(Beginning of RECORDS PROVIDED)

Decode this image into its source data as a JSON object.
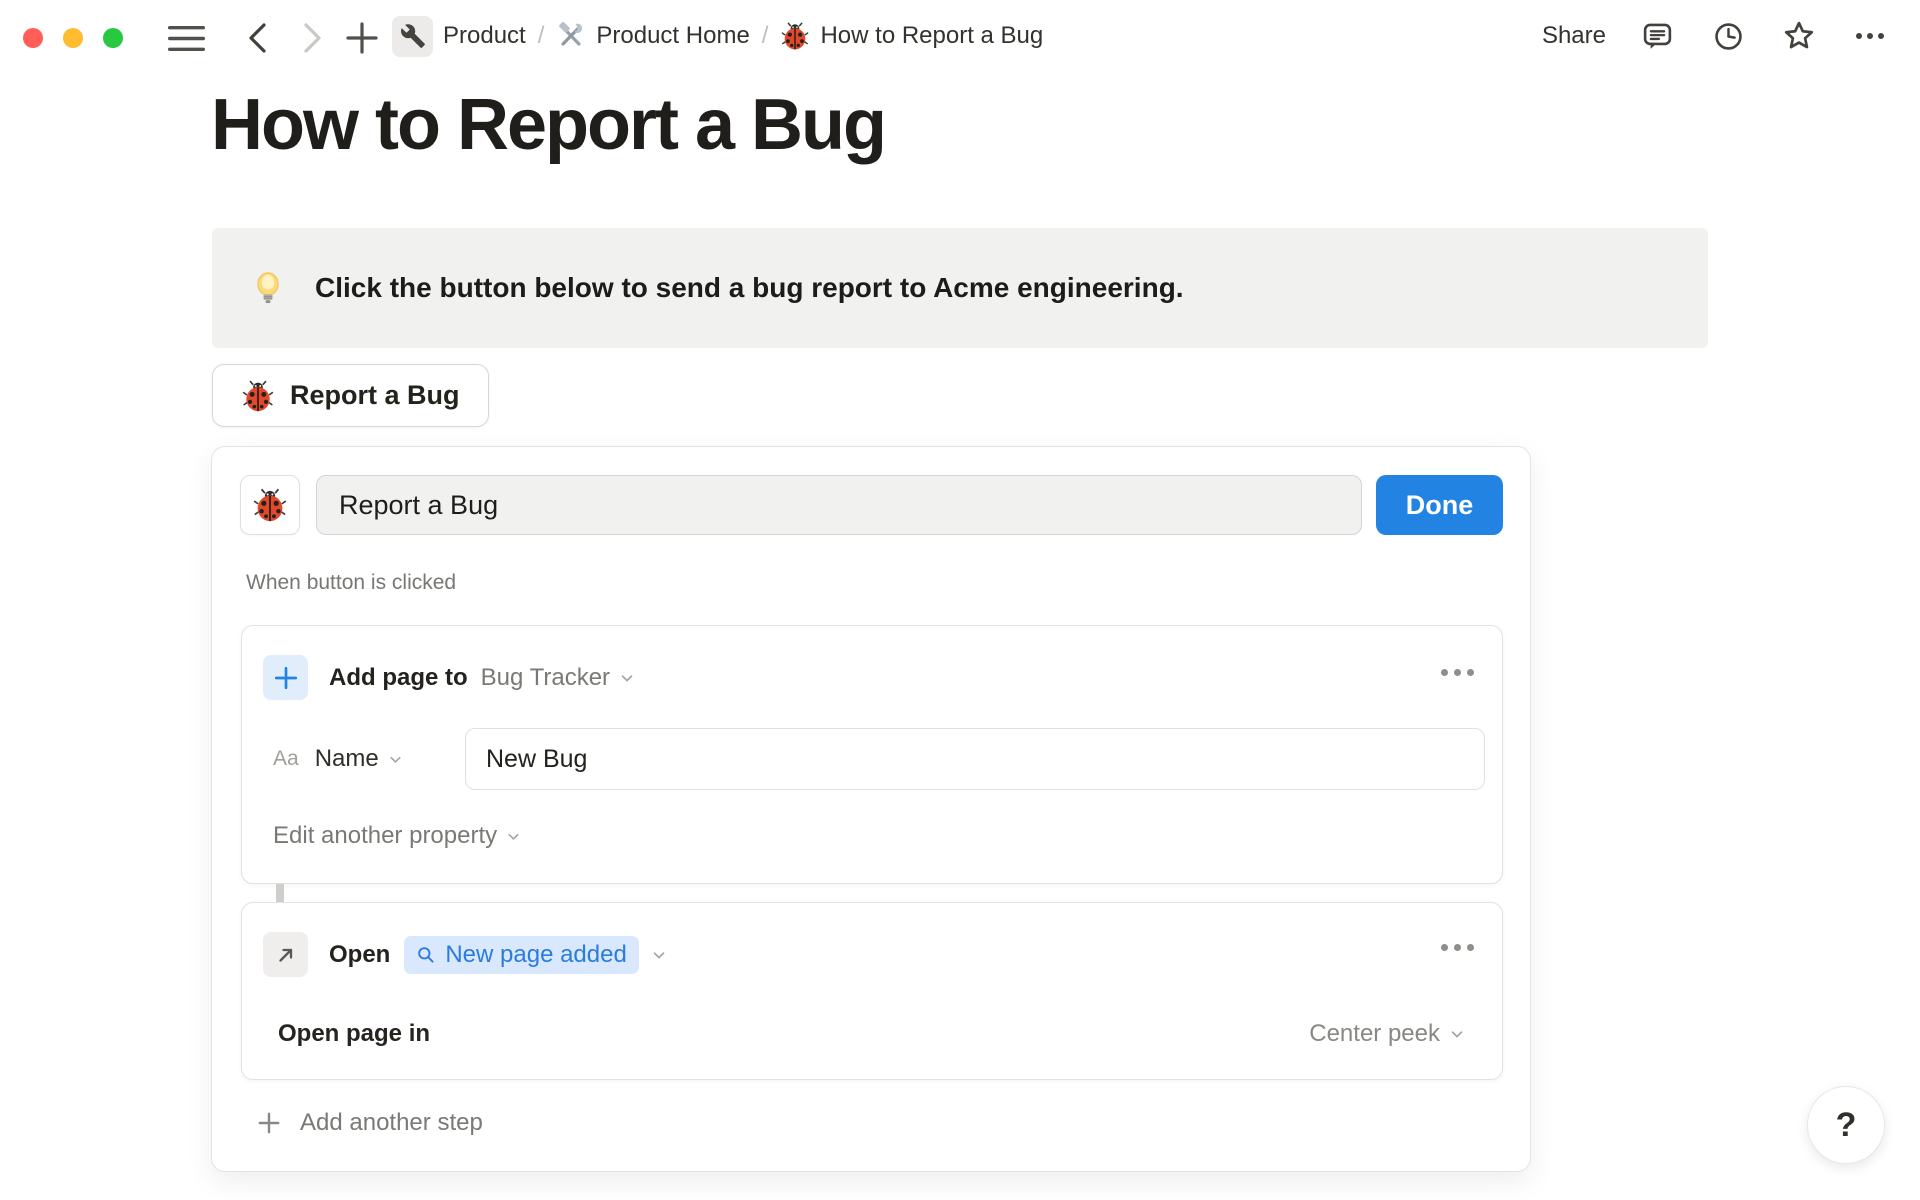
{
  "topbar": {
    "separator": "/",
    "breadcrumbs": [
      {
        "icon": "wrench-icon",
        "label": "Product"
      },
      {
        "icon": "hammer-wrench-icon",
        "label": "Product Home"
      },
      {
        "icon": "ladybug-icon",
        "label": "How to Report a Bug"
      }
    ],
    "share_label": "Share"
  },
  "page": {
    "title": "How to Report a Bug",
    "callout": {
      "icon": "light-bulb-icon",
      "text": "Click the button below to send a bug report to Acme engineering."
    },
    "bug_button_label": "Report a Bug"
  },
  "editor": {
    "name_value": "Report a Bug",
    "done_label": "Done",
    "trigger_label": "When button is clicked",
    "step1": {
      "action_label": "Add page to",
      "target": "Bug Tracker",
      "property_type_label": "Aa",
      "property_name": "Name",
      "property_value": "New Bug",
      "edit_another_label": "Edit another property"
    },
    "step2": {
      "action_label": "Open",
      "target": "New page added",
      "detail_label": "Open page in",
      "detail_value": "Center peek"
    },
    "add_step_label": "Add another step"
  },
  "help_label": "?",
  "colors": {
    "accent_blue": "#2383e2",
    "chip_background": "#d9e8fc",
    "callout_background": "#f1f1ef",
    "traffic_red": "#ff5f57",
    "traffic_yellow": "#febc2e",
    "traffic_green": "#28c840"
  }
}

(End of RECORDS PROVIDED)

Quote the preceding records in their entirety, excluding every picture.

Decode this image into its source data as a JSON object.
{
  "topbar": {
    "separator": "/",
    "breadcrumbs": [
      {
        "icon": "wrench-icon",
        "label": "Product"
      },
      {
        "icon": "hammer-wrench-icon",
        "label": "Product Home"
      },
      {
        "icon": "ladybug-icon",
        "label": "How to Report a Bug"
      }
    ],
    "share_label": "Share"
  },
  "page": {
    "title": "How to Report a Bug",
    "callout": {
      "icon": "light-bulb-icon",
      "text": "Click the button below to send a bug report to Acme engineering."
    },
    "bug_button_label": "Report a Bug"
  },
  "editor": {
    "name_value": "Report a Bug",
    "done_label": "Done",
    "trigger_label": "When button is clicked",
    "step1": {
      "action_label": "Add page to",
      "target": "Bug Tracker",
      "property_type_label": "Aa",
      "property_name": "Name",
      "property_value": "New Bug",
      "edit_another_label": "Edit another property"
    },
    "step2": {
      "action_label": "Open",
      "target": "New page added",
      "detail_label": "Open page in",
      "detail_value": "Center peek"
    },
    "add_step_label": "Add another step"
  },
  "help_label": "?",
  "colors": {
    "accent_blue": "#2383e2",
    "chip_background": "#d9e8fc",
    "callout_background": "#f1f1ef",
    "traffic_red": "#ff5f57",
    "traffic_yellow": "#febc2e",
    "traffic_green": "#28c840"
  }
}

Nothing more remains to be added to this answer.